The same is true in the present case where Verceles' reliance on, among others, the opinion of the Department of Interior and Local Government, does not exculpate him from his personal liability. Section 336 of the LGC and Section 26 of the Province's appropriation ordinance in CY 2002, in clear and precise language, required the authority from the SP before the governor can make augmentations or realignments of funds. In summary, and exceptfor the incorrectly disallowed thirdMOA, we find that the COA's assailed decision was made in faithful compliance with its mandate and in judicious exercise of its general audit power as conferred on it by the
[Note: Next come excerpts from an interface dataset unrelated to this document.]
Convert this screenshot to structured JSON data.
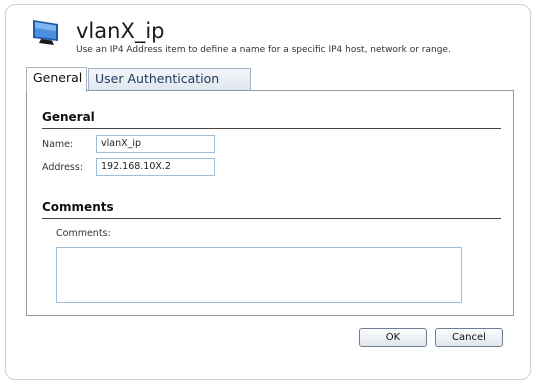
{
  "header": {
    "title": "vlanX_ip",
    "subtitle": "Use an IP4 Address item to define a name for a specific IP4 host, network or range.",
    "icon": "monitor-icon"
  },
  "tabs": [
    {
      "label": "General",
      "selected": true
    },
    {
      "label": "User Authentication",
      "selected": false
    }
  ],
  "general": {
    "heading": "General",
    "name_label": "Name:",
    "name_value": "vlanX_ip",
    "address_label": "Address:",
    "address_value": "192.168.10X.2"
  },
  "comments": {
    "heading": "Comments",
    "label": "Comments:",
    "value": ""
  },
  "footer": {
    "ok_label": "OK",
    "cancel_label": "Cancel"
  }
}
NOTES ON POLITICAL LAW Excerpts from the 2016 Decisions of the Supreme Court by Atty. CARLO L. CRUZ75 Constitution. The COA was merely fulfilling its mandate in observing the policy that government funds and property should be fully protected and conserved; and that irregular, unnecessary, excessive or extravagant expenditures or uses of such funds and property should be prevented. Thus, no grave abuse of discretion may be imputed to the COA. (Verceles v. Commission on Audit, G.R. No. 211553, September 13, 2016) Although the disbursements made by ZCWD may have been made without legal basis, the petitioner may be absolved from refunding the disbursements if it is shown that they were made in good faith. xxx. Unlike the officers of ZCWD who authorized the payment of the disallowed disbursements, these employees were merely passive recipients who honestly believed they were entitled to the said benefits as their payment was ratified by their officers. They were in good faith as they were unaware that the benefits they received were either without basis or had failed to comply with the requirements of the law. Thus, the employees who received the CNA incentives and the 14th month pay and the employees who were covered by the life insurance program other than the GSIS need not refund the amounts paid out for these benefits. (Zamboanga City Water District v. Commission on Audit, G.R. No. 213472, January 26, 2016) MNWD employees need not refund the amounts corresponding to the COLA they received. They had no participation in the approval thereof and were mere passive recipients without knowledge of any irregularity. Hence, good faith should be appreciated in their favor for receiving benefits to which they thought they were entitled. Further, good faith may also be appreciated in favor of the MNWD officers who approved the same. They merely acted in accordance with the resolution passed by the Board authorizing the back payment of COLA to the employees. Moreover, at the time the disbursements were made, no ruling similar to MIAwas yet made declaring that the COLA was deemed automatically integrated into the salary notwithstanding the absence of a DBM issuance. In Mendoza v. COA, the Court considered the same circumstances as badges of good faith. (Metropolitan Naga Water District v. Commission on Audit, G.R. No.